Cook serves an appetiser before the main course
For a series as important as one England and India head into, setting the tone in the first game of the tour is imperative. And at four down for 133 in their opening warm-up game against India 'A', England risked conceding the upper hand to the hosts. Anand Sachar reports. Captain clicksindia Updated: Nov 05, 2012 16:37 IST
For a series as important as one England and India head into, setting the tone in the first game of the tour is imperative. And at four down for 133 in their opening warm-up game against India 'A', England risked conceding the upper hand to the hosts.
However, England's new Test skipper Alastair Cook again underlined his class first up in a country where he has enjoyed batting, ensuring by stumps that England would head into the last day's play as a satisfied camp.
The left-handed opener made a statement with his unbeaten century, raising an unbroken 153-run partnership with Samit Patel (82*) to particularly expose the quality of pace bowling in the India 'A' ranks.
After a deftly pushing Suresh Raina's spin to square leg for a single, Cook raised his bat to acknowledge the applause from the dressing room, celebrating in an understated manner.
Cook's unbeaten century at the Brabourne stadium was without cracks and held the innings together. Patel played the supporting role to perfection, as England, replying to the India 'A' first innings of 369 all out, reached 286 for four at stumps. This was after James Anderson took just one delivery to end the India 'A' innings.
India holds a special place in Cook's heart. In 2006, he flew in half way across the world from the West Indies, where he was with the 'A' team, to straightaway replace the injured Michael Vaughan for the first Test in Nagpur.
The 20-year-old eased into the big stage with a half century and struck a century in the second, in tough conditions and against shrewd spin bowling, signalling the arrival of a special talent.
Cook has a major task on hand, helping England clinch their first Test series in India since 1984-85.
Apart from grooming young batsmen on how to tackle spin, Cook also has the task of keeping the team united.
And if Kevin Pietersen's involvement on the field on Day 1 was anything to go by, the captain seems to have made sure that his 'reintegration' in the side has been smooth.

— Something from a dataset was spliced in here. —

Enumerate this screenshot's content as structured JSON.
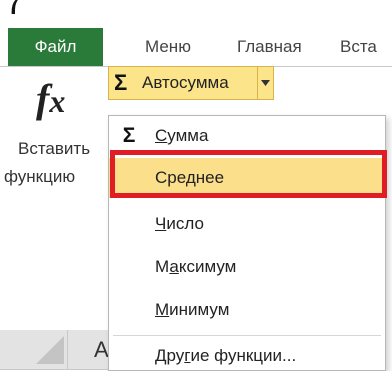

All eyes were on Pietersen, who seemed to be playing a typically aggressive knock until he gave a return catch to Yuvraj Singh, the man whom he had jokingly dubbed the 'pie-chucker'.
Yuvraj, having got a fluent fifty on Day 1, picked up a sharp return catch off Pietersen and had Ian Bell caught at first slip. Raina bowled Trott (56) with a ball which spun in sharply as the part-time spinners made up somewhat for the ordinary effort by the pacers.
There were no slogs, just textbook cover drives and square cuts from Cook. He was beaten on a couple of occasions by Ashok Dinda, but the opener played the other bowlers with ease.
Patel was the beneficiary of a couple of chances given by wicketkeeper Wriddhiman Saha. However, as the innings progressed, the all-rounder stepped down the wicket to tackle the spinners comfortably.
Dinda looked the most impressive among the pacers. He dismissed Nick Compton (0) in the first over with a ball that moved away.
He also maintained exaggerated eye-contact after hitting Jonathan Trott with a bouncer, but the aggression did not translate into more success.
England paceman Steve Finn was ruled out of the rest of the game with a right thigh strain. An ECB spokesperson said his injury will be assessed over the next couple of days to determine a rehabilitation programme.